Our sensors utilize two different types of measurement: Distance and Detection. Given the versatility of both measuring methods, there is essentially an endless amount of varying applications that could benefit from laser sensor integration. That said, both have their own strengths concerning different functions and targets/materials.
Distance or level measurement is commonly used for plant automation and process management. When operating in this mode, our sensors continuously measure the distance from their installation point to the determined material or target. An offset can be added to adjust the installation point to any value. Often, especially concerning automation practices, the sensors will function as the trigger to actions that need to start/stop when programmed thresholds are detected.
An easy application to imagine: A tank that should never fill above 75% capacity or empty below 25% capacity.
Integrating a laser sensor into a tank regulation system’s programmable logic controller (PLC) would make this easy. The sensor would tell the system to start emptying the tank once the 75% capacity mark is met, and then stop the emptying process once materials levels drop to 25% capacity.
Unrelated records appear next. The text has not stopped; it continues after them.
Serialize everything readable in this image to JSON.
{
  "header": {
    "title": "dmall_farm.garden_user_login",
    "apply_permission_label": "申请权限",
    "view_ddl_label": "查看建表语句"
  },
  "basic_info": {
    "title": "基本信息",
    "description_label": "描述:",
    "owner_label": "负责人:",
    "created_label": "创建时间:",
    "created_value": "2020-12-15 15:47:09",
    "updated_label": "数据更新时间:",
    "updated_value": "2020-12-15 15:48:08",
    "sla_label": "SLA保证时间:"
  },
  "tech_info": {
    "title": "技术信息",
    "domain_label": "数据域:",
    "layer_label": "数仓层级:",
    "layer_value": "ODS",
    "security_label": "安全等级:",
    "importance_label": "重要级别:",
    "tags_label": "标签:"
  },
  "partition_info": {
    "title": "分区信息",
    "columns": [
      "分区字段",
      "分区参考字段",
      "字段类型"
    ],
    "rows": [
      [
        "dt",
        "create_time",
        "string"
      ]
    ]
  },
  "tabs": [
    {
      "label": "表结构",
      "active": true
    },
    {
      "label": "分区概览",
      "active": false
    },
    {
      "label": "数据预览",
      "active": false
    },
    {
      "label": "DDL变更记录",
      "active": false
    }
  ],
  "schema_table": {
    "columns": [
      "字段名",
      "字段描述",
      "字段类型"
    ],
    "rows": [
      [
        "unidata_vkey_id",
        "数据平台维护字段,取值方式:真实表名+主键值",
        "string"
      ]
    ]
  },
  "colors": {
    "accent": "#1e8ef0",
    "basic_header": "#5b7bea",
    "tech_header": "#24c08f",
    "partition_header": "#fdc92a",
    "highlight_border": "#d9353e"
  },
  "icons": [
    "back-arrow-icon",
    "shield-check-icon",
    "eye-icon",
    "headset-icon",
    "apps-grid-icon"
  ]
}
We have an ongoing live demo that brings this concept to life. In our demo, two TruSense S300 series sensors detect water levels in two separate tanks. Based on our programmed level limits, the water continues to flow from tank to tank, without either ever getting too full or too empty.
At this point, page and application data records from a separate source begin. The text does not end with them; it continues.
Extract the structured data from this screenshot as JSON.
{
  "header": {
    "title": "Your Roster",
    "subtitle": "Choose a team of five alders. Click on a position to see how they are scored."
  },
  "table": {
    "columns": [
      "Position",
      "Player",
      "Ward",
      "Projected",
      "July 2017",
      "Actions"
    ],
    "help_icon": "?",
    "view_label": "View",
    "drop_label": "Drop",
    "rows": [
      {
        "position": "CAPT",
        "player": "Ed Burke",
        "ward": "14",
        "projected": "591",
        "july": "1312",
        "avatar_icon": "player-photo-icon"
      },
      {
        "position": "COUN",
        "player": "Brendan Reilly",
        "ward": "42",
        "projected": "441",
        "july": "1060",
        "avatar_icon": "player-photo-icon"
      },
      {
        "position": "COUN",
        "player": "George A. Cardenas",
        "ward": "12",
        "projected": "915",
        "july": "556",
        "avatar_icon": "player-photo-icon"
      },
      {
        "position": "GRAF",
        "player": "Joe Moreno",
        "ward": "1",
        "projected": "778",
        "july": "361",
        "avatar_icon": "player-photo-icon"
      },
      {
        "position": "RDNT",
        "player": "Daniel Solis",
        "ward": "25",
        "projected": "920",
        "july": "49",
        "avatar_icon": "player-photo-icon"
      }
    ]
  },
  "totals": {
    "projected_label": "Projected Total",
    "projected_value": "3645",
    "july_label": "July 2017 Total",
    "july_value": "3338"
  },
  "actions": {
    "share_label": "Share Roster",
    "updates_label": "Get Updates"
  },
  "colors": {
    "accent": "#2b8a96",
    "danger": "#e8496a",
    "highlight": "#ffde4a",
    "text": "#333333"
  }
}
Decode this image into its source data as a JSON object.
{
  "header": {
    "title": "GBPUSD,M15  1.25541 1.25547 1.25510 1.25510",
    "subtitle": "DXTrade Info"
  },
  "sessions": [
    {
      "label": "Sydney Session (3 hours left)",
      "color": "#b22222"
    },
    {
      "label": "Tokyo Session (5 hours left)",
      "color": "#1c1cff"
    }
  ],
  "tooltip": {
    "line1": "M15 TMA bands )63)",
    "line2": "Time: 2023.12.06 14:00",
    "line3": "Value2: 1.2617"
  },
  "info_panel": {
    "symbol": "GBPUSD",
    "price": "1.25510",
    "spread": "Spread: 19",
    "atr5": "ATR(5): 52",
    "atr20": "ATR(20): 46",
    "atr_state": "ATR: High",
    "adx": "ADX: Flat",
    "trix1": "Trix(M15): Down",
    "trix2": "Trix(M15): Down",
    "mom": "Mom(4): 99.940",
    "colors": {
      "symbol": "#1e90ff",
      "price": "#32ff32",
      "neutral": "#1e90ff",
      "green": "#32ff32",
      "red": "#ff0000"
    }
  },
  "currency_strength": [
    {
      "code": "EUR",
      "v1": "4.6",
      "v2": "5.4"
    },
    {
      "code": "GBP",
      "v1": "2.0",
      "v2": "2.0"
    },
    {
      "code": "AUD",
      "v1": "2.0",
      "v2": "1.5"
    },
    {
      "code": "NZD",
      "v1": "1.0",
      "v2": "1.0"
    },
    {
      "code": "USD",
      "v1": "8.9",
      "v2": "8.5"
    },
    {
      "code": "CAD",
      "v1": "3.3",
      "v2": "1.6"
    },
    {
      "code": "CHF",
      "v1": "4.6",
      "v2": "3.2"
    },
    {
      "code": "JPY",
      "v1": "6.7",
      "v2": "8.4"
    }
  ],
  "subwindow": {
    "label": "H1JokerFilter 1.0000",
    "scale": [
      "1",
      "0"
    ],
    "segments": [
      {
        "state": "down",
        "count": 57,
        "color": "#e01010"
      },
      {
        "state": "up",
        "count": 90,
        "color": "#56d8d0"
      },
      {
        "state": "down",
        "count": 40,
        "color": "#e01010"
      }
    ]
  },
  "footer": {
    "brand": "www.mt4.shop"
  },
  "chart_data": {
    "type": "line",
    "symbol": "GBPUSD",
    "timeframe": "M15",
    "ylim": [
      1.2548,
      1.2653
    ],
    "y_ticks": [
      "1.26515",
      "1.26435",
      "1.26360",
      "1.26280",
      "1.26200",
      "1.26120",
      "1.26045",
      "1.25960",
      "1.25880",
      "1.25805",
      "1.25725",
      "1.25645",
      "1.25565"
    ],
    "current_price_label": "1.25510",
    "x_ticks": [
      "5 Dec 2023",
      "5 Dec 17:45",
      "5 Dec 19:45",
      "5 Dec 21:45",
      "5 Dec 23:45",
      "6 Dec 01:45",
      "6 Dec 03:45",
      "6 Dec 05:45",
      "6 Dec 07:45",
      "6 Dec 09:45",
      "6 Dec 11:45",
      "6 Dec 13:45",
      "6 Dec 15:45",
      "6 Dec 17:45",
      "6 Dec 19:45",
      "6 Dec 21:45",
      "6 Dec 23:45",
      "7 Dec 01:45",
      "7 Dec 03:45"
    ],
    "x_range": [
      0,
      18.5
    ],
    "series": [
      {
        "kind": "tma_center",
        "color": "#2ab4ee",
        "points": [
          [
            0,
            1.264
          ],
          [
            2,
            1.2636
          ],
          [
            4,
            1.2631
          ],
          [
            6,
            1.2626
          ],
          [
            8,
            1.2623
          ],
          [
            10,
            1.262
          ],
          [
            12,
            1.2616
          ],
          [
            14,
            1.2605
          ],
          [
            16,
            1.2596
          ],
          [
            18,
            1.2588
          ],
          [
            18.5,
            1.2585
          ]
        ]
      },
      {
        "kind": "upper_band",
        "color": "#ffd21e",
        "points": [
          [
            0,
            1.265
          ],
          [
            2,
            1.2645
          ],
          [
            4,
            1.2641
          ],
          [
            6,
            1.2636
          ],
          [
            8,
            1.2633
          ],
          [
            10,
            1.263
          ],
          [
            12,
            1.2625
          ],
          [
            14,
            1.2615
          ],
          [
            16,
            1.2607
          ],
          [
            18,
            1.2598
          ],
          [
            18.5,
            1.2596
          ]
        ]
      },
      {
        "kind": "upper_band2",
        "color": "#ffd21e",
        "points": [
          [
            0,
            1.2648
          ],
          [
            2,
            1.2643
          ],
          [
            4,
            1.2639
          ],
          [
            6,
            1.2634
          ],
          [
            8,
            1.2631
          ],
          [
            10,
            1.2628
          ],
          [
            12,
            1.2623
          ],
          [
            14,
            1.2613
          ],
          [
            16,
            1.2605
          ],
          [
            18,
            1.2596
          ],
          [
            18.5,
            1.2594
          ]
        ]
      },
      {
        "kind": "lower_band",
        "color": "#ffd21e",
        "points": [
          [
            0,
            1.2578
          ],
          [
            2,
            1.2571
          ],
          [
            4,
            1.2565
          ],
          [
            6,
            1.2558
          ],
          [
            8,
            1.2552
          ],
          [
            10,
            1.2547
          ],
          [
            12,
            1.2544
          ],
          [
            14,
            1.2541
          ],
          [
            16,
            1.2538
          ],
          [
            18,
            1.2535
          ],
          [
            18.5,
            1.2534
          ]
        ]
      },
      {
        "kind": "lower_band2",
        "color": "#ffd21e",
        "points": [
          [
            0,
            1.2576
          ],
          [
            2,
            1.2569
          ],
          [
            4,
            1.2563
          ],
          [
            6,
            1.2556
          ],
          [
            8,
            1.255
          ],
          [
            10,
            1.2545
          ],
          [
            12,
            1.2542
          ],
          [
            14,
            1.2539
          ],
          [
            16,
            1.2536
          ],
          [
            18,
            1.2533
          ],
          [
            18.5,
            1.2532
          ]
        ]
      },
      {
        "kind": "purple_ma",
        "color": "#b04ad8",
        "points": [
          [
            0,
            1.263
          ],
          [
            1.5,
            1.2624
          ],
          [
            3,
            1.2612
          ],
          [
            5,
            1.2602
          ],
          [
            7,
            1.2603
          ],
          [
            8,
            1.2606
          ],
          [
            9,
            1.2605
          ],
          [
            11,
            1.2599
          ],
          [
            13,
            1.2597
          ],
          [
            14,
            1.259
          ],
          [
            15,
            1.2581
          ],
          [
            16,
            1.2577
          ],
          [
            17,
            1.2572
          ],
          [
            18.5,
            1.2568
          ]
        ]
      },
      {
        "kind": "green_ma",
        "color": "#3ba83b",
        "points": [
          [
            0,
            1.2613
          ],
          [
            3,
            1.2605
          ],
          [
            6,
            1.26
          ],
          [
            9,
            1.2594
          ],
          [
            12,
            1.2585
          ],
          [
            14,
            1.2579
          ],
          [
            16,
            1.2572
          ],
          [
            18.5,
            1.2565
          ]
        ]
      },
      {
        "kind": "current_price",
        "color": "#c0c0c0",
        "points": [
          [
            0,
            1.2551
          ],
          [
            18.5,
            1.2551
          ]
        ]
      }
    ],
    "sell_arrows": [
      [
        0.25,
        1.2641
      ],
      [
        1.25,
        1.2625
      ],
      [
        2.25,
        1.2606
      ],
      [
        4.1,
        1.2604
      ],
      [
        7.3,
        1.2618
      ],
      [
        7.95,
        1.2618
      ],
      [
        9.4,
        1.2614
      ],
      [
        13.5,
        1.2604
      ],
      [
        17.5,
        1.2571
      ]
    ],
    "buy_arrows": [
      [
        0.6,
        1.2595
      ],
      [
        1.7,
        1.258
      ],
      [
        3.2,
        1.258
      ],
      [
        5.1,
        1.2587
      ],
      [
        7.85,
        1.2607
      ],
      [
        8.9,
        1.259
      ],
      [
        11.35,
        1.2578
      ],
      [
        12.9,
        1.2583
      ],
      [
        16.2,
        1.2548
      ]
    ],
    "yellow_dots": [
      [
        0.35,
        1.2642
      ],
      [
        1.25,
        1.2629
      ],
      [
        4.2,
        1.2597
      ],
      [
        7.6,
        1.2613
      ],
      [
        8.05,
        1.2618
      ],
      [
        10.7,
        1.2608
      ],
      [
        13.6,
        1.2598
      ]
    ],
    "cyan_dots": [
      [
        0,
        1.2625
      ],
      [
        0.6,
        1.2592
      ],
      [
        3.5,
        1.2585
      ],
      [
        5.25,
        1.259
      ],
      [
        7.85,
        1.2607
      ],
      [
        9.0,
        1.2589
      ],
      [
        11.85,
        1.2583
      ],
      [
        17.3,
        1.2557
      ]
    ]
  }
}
This sensor function extends beyond plant processes. Continuous and accurate distance measurement can help improve all sorts of practical systems. See the Who Uses our Sensors section of this article for examples, including systems that help ensure safe docking for hazardous-materials shipments.
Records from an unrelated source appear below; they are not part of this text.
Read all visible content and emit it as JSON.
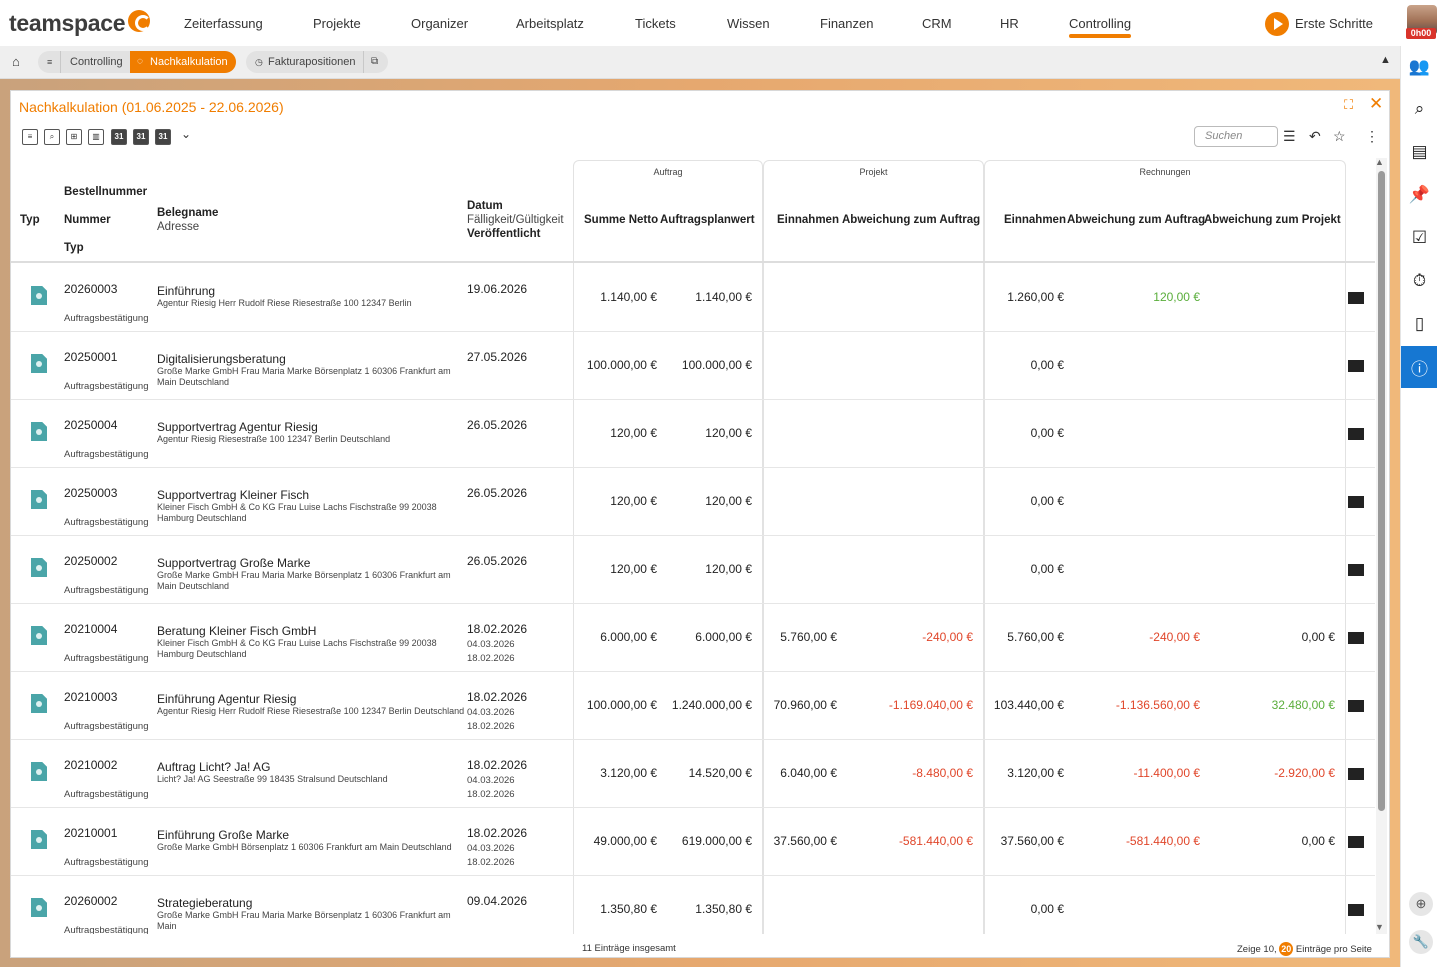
{
  "app": {
    "logo_text": "teamspace",
    "nav": [
      "Zeiterfassung",
      "Projekte",
      "Organizer",
      "Arbeitsplatz",
      "Tickets",
      "Wissen",
      "Finanzen",
      "CRM",
      "HR",
      "Controlling"
    ],
    "active_nav": "Controlling",
    "start_label": "Erste Schritte",
    "timer": "0h00",
    "accent_color": "#f07d00"
  },
  "breadcrumb": {
    "items": [
      "Controlling",
      "Nachkalkulation",
      "Fakturapositionen"
    ]
  },
  "window": {
    "title": "Nachkalkulation (01.06.2025 - 22.06.2026)",
    "search_placeholder": "Suchen"
  },
  "groups": {
    "auftrag": "Auftrag",
    "projekt": "Projekt",
    "rechnungen": "Rechnungen"
  },
  "headers": {
    "typ": "Typ",
    "bestellnummer": "Bestellnummer",
    "nummer": "Nummer",
    "typ2": "Typ",
    "belegname": "Belegname",
    "adresse": "Adresse",
    "datum": "Datum",
    "faelligkeit": "Fälligkeit/Gültigkeit",
    "veroeffentlicht": "Veröffentlicht",
    "summe_netto": "Summe Netto",
    "auftragsplanwert": "Auftragsplanwert",
    "proj_einnahmen": "Einnahmen",
    "proj_abweichung": "Abweichung zum Auftrag",
    "rech_einnahmen": "Einnahmen",
    "rech_abw_auftrag": "Abweichung zum Auftrag",
    "rech_abw_projekt": "Abweichung zum Projekt"
  },
  "rows": [
    {
      "nummer": "20260003",
      "typ": "Auftragsbestätigung",
      "name": "Einführung",
      "adresse": "Agentur Riesig Herr Rudolf Riese Riesestraße 100 12347 Berlin",
      "datum": "19.06.2026",
      "faellig": "",
      "veroeff": "",
      "summe": "1.140,00 €",
      "planwert": "1.140,00 €",
      "p_einn": "",
      "p_abw": "",
      "p_abw_color": "",
      "r_einn": "1.260,00 €",
      "r_abw_a": "120,00 €",
      "r_abw_a_color": "green",
      "r_abw_p": "",
      "r_abw_p_color": ""
    },
    {
      "nummer": "20250001",
      "typ": "Auftragsbestätigung",
      "name": "Digitalisierungsberatung",
      "adresse": "Große Marke GmbH Frau Maria Marke Börsenplatz 1 60306 Frankfurt am Main Deutschland",
      "datum": "27.05.2026",
      "faellig": "",
      "veroeff": "",
      "summe": "100.000,00 €",
      "planwert": "100.000,00 €",
      "p_einn": "",
      "p_abw": "",
      "p_abw_color": "",
      "r_einn": "0,00 €",
      "r_abw_a": "",
      "r_abw_a_color": "",
      "r_abw_p": "",
      "r_abw_p_color": ""
    },
    {
      "nummer": "20250004",
      "typ": "Auftragsbestätigung",
      "name": "Supportvertrag Agentur Riesig",
      "adresse": "Agentur Riesig Riesestraße 100 12347 Berlin Deutschland",
      "datum": "26.05.2026",
      "faellig": "",
      "veroeff": "",
      "summe": "120,00 €",
      "planwert": "120,00 €",
      "p_einn": "",
      "p_abw": "",
      "p_abw_color": "",
      "r_einn": "0,00 €",
      "r_abw_a": "",
      "r_abw_a_color": "",
      "r_abw_p": "",
      "r_abw_p_color": ""
    },
    {
      "nummer": "20250003",
      "typ": "Auftragsbestätigung",
      "name": "Supportvertrag Kleiner Fisch",
      "adresse": "Kleiner Fisch GmbH & Co KG Frau Luise Lachs Fischstraße 99 20038 Hamburg Deutschland",
      "datum": "26.05.2026",
      "faellig": "",
      "veroeff": "",
      "summe": "120,00 €",
      "planwert": "120,00 €",
      "p_einn": "",
      "p_abw": "",
      "p_abw_color": "",
      "r_einn": "0,00 €",
      "r_abw_a": "",
      "r_abw_a_color": "",
      "r_abw_p": "",
      "r_abw_p_color": ""
    },
    {
      "nummer": "20250002",
      "typ": "Auftragsbestätigung",
      "name": "Supportvertrag Große Marke",
      "adresse": "Große Marke GmbH Frau Maria Marke Börsenplatz 1 60306 Frankfurt am Main Deutschland",
      "datum": "26.05.2026",
      "faellig": "",
      "veroeff": "",
      "summe": "120,00 €",
      "planwert": "120,00 €",
      "p_einn": "",
      "p_abw": "",
      "p_abw_color": "",
      "r_einn": "0,00 €",
      "r_abw_a": "",
      "r_abw_a_color": "",
      "r_abw_p": "",
      "r_abw_p_color": ""
    },
    {
      "nummer": "20210004",
      "typ": "Auftragsbestätigung",
      "name": "Beratung Kleiner Fisch GmbH",
      "adresse": "Kleiner Fisch GmbH & Co KG Frau Luise Lachs Fischstraße 99 20038 Hamburg Deutschland",
      "datum": "18.02.2026",
      "faellig": "04.03.2026",
      "veroeff": "18.02.2026",
      "summe": "6.000,00 €",
      "planwert": "6.000,00 €",
      "p_einn": "5.760,00 €",
      "p_abw": "-240,00 €",
      "p_abw_color": "red",
      "r_einn": "5.760,00 €",
      "r_abw_a": "-240,00 €",
      "r_abw_a_color": "red",
      "r_abw_p": "0,00 €",
      "r_abw_p_color": ""
    },
    {
      "nummer": "20210003",
      "typ": "Auftragsbestätigung",
      "name": "Einführung Agentur Riesig",
      "adresse": "Agentur Riesig Herr Rudolf Riese Riesestraße 100 12347 Berlin Deutschland",
      "datum": "18.02.2026",
      "faellig": "04.03.2026",
      "veroeff": "18.02.2026",
      "summe": "100.000,00 €",
      "planwert": "1.240.000,00 €",
      "p_einn": "70.960,00 €",
      "p_abw": "-1.169.040,00 €",
      "p_abw_color": "red",
      "r_einn": "103.440,00 €",
      "r_abw_a": "-1.136.560,00 €",
      "r_abw_a_color": "red",
      "r_abw_p": "32.480,00 €",
      "r_abw_p_color": "green"
    },
    {
      "nummer": "20210002",
      "typ": "Auftragsbestätigung",
      "name": "Auftrag Licht? Ja! AG",
      "adresse": "Licht? Ja! AG Seestraße 99 18435 Stralsund Deutschland",
      "datum": "18.02.2026",
      "faellig": "04.03.2026",
      "veroeff": "18.02.2026",
      "summe": "3.120,00 €",
      "planwert": "14.520,00 €",
      "p_einn": "6.040,00 €",
      "p_abw": "-8.480,00 €",
      "p_abw_color": "red",
      "r_einn": "3.120,00 €",
      "r_abw_a": "-11.400,00 €",
      "r_abw_a_color": "red",
      "r_abw_p": "-2.920,00 €",
      "r_abw_p_color": "red"
    },
    {
      "nummer": "20210001",
      "typ": "Auftragsbestätigung",
      "name": "Einführung Große Marke",
      "adresse": "Große Marke GmbH Börsenplatz 1 60306 Frankfurt am Main Deutschland",
      "datum": "18.02.2026",
      "faellig": "04.03.2026",
      "veroeff": "18.02.2026",
      "summe": "49.000,00 €",
      "planwert": "619.000,00 €",
      "p_einn": "37.560,00 €",
      "p_abw": "-581.440,00 €",
      "p_abw_color": "red",
      "r_einn": "37.560,00 €",
      "r_abw_a": "-581.440,00 €",
      "r_abw_a_color": "red",
      "r_abw_p": "0,00 €",
      "r_abw_p_color": ""
    },
    {
      "nummer": "20260002",
      "typ": "Auftragsbestätigung",
      "name": "Strategieberatung",
      "adresse": "Große Marke GmbH Frau Maria Marke Börsenplatz 1 60306 Frankfurt am Main",
      "datum": "09.04.2026",
      "faellig": "",
      "veroeff": "",
      "summe": "1.350,80 €",
      "planwert": "1.350,80 €",
      "p_einn": "",
      "p_abw": "",
      "p_abw_color": "",
      "r_einn": "0,00 €",
      "r_abw_a": "",
      "r_abw_a_color": "",
      "r_abw_p": "",
      "r_abw_p_color": ""
    }
  ],
  "footer": {
    "total": "11 Einträge insgesamt",
    "show_label": "Zeige",
    "show_a": "10",
    "show_sep": ",",
    "show_b": "20",
    "per_page": "Einträge pro Seite"
  }
}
Our sensors can operate as detection triggers. When operating in this mode, our sensors continuously measure for beam interruptions. The distance covered, size thresholds for detection triggers, and resulting action(s) are all left up to integrators.
An easy application to imagine is: A perimeter of continuous infrared beams.
A) You integrate sensors into a security system that surrounds your facility. The sensors are programmed to respond to pre-determined criteria, such as a distance range set by the sensor. When an interruption by a human-sized target is detected, auditory alarms are triggered, lights begin to flash, and video recording systems begin gathering footage.
B) You integrate sensors into a worker-safety system that surrounds a potentially hazardous area within your industrial plant. The sensor-based detection system triggers an auditory alarm and halts the area’s processes anytime a worker is detected within your programmed danger zone.
These hypotheticals only scratch the surface of how our sensors can integrate into your application. Top-level integrators and engineers are highly encouraged to reach out to us. Discussing your application’s needs is the best place to start, and honest answers can always be expected from Laser Tech team members.
Visit our Laser Sensor FAQs page and read our previous entries in this LTI Laser Sensors Q & A series:
Keep an eye out for Parts 4 and 5 of the Q & A series:
Contact our experts today to see if a Laser Tech non-contact sensor is right for your application.Contact Our Experts